> [WHAT TO DO] Please output the following records exactly. Leave every image out.

> [App and web page records]
============

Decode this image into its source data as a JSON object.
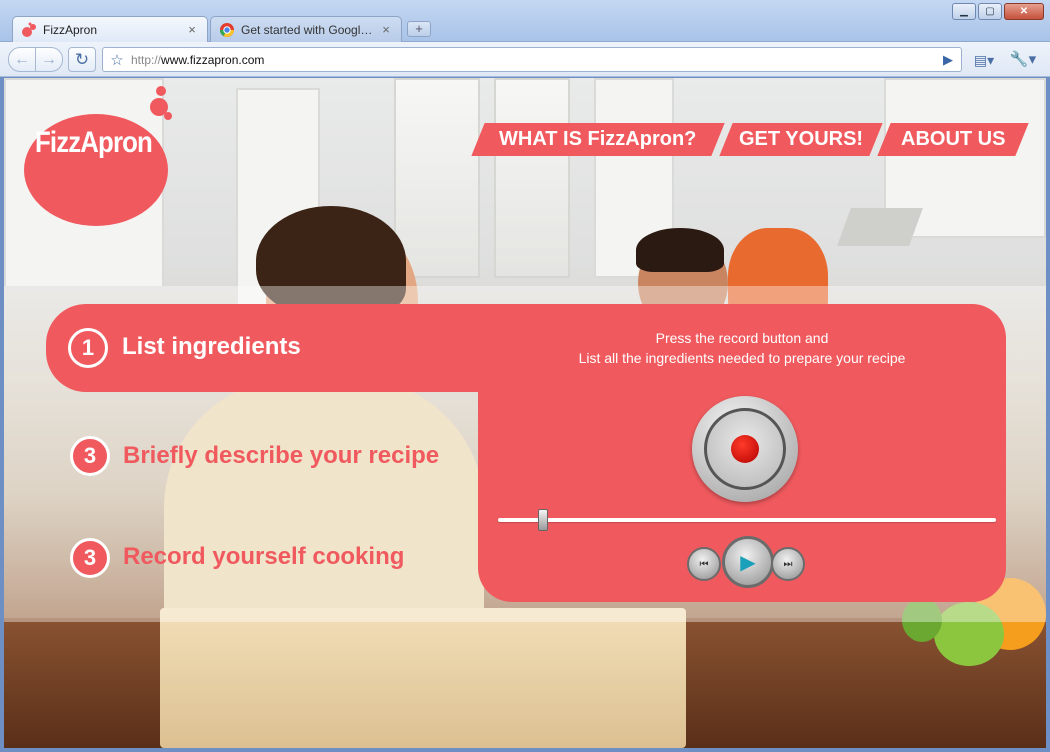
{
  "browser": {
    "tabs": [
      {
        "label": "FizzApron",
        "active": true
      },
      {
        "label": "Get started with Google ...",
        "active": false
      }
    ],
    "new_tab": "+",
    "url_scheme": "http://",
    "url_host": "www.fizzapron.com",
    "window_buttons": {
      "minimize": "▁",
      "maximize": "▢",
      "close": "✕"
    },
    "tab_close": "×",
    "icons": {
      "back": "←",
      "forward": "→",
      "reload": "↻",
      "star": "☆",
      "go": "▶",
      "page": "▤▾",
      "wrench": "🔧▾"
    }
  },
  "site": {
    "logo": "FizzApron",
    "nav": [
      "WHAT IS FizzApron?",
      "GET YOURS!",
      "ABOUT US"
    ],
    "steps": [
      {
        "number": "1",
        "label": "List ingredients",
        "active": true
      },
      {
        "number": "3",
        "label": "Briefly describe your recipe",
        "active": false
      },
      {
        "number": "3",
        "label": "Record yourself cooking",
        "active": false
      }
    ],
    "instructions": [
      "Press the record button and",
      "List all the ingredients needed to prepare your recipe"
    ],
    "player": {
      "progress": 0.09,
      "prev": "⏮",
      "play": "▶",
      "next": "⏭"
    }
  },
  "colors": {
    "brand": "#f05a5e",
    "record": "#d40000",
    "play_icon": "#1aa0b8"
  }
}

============

> [TASK OUTPUT]
Decode this image into its source data as a JSON object.
{
  "browser": {
    "tabs": [
      {
        "label": "FizzApron",
        "active": true
      },
      {
        "label": "Get started with Google ...",
        "active": false
      }
    ],
    "new_tab": "+",
    "url_scheme": "http://",
    "url_host": "www.fizzapron.com",
    "window_buttons": {
      "minimize": "▁",
      "maximize": "▢",
      "close": "✕"
    },
    "tab_close": "×",
    "icons": {
      "back": "←",
      "forward": "→",
      "reload": "↻",
      "star": "☆",
      "go": "▶",
      "page": "▤▾",
      "wrench": "🔧▾"
    }
  },
  "site": {
    "logo": "FizzApron",
    "nav": [
      "WHAT IS FizzApron?",
      "GET YOURS!",
      "ABOUT US"
    ],
    "steps": [
      {
        "number": "1",
        "label": "List ingredients",
        "active": true
      },
      {
        "number": "3",
        "label": "Briefly describe your recipe",
        "active": false
      },
      {
        "number": "3",
        "label": "Record yourself cooking",
        "active": false
      }
    ],
    "instructions": [
      "Press the record button and",
      "List all the ingredients needed to prepare your recipe"
    ],
    "player": {
      "progress": 0.09,
      "prev": "⏮",
      "play": "▶",
      "next": "⏭"
    }
  },
  "colors": {
    "brand": "#f05a5e",
    "record": "#d40000",
    "play_icon": "#1aa0b8"
  }
}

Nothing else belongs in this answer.